I really can't complain about the treatment at Ben Taub. I realize that it's a teaching hospital, and that the staff is going to change, and that I'm a case that other students/interns/residents should see. It is difficult not having a staff physician on call to do things like say "yes, dilaudid. Not Norco! What is that, some kind of breakfast cereal!" The guy in Trauma, I think his name is Paul Sun (ethnic Chinese from Canada, but Montreal, not Vancouver) did an excellent job in debriding the woujd, removing obviously moribund tisue, and suturing. The first care nurse (whose name I did not catch, but gets a big wet kiss from me) who went and pushed 2 units of Dilaudid right before the cop came to take my statement did a faultless first stick for the IV (I'm usually an easy stick,I've been giving blood for decades, but a shocky patient will have decreased BP) and timed it so that I could tell the cop "Sorry, I cannot make a statement right now. Drugs, y'know".

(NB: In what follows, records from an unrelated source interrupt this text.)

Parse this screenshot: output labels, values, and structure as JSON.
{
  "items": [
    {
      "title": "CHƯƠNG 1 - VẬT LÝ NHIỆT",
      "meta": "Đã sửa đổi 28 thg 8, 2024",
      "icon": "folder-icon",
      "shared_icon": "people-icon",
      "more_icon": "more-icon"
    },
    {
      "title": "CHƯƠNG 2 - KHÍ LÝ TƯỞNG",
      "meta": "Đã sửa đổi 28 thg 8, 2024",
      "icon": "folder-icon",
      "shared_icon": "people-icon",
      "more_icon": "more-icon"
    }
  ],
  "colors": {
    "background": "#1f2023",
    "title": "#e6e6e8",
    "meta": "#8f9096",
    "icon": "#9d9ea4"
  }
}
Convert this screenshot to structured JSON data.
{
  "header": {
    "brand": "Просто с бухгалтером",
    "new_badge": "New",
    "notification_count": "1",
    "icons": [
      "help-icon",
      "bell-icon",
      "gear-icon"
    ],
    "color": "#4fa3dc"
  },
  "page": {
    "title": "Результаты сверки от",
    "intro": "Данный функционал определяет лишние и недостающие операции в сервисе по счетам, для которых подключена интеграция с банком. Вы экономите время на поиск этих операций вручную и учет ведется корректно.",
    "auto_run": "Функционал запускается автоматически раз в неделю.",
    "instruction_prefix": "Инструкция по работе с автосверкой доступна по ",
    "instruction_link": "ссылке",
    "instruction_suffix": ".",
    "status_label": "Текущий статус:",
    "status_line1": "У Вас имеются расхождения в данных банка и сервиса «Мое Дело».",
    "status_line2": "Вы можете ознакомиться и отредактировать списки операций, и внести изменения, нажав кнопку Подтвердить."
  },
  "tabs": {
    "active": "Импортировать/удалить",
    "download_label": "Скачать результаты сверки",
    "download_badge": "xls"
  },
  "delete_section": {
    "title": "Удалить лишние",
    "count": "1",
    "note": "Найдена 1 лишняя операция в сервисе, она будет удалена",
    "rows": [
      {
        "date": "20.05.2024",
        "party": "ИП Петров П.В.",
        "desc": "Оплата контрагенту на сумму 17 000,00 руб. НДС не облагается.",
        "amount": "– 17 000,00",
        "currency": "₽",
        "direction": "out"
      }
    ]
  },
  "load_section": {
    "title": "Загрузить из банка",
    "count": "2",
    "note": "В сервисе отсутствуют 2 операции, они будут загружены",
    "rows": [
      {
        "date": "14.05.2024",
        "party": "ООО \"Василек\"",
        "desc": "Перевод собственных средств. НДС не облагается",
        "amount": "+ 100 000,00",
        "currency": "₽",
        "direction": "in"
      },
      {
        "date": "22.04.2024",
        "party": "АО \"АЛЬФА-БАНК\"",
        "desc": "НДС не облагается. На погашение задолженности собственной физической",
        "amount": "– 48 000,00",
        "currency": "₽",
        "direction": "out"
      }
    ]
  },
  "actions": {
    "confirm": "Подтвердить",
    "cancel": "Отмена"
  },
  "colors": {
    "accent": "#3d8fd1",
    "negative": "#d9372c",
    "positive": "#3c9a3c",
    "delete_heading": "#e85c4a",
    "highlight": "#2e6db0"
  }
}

Now here's a problem I do have with modern hospitals in general. Everybody wear scrubs. I understand that there may be a color coding, but I was not issued the secret decoder ring. Senior consulting physician shows up wearing what he wants to, MDs wear short kinda lab coats, residents wear long lab coats, green scrubs are for folks who do stuff in the operating rooms, blue scrubs are RNs, purple scrubs are RNAs, red scrubs are who knows what but I saw a lot of black scrubs and I do sincerely hope that they are not ninjas.
Does anyone who doesn't follw deviant porn recognize this?
Nurses are supposed to look like that. Not like someone who just broke out of jail with the aid of some grape jelly.
Dye the orange purple, leave with the medics.
I've worn scrubs. I don't like scrubs. I tend to rip the backs of the shirts, and the pants fall off my ass.
Here's an idea. Doctors dress like professionals. In the uK they're no longer allowed to wear neckties, but they can tuck them into the shirt. The stethoscope goes into the inside breast pocket, folded, not into a gin and tonic. (Damn, they can be COLD). Wear clothing like a professional - lawyer, CPA - unless coming directly from OR, in which case bllod spots are required
Residents get the long lab coats. Like graduation gowns, but stethoscope goes around the neck, with end in breast pocket. May wear scrubs beneath.
Interns, short coat, but same stethoscope protocol. Scrubs OK
Nurses, look like professional nurses. Whites, headgear, stethoscope end carried inside warming area. Unless scrub nurse directly from OR, scrubs not OK.
It's a pain in the ass trying to discern if the person coming into your room is there to take your blood pressure or remove your dinner tray.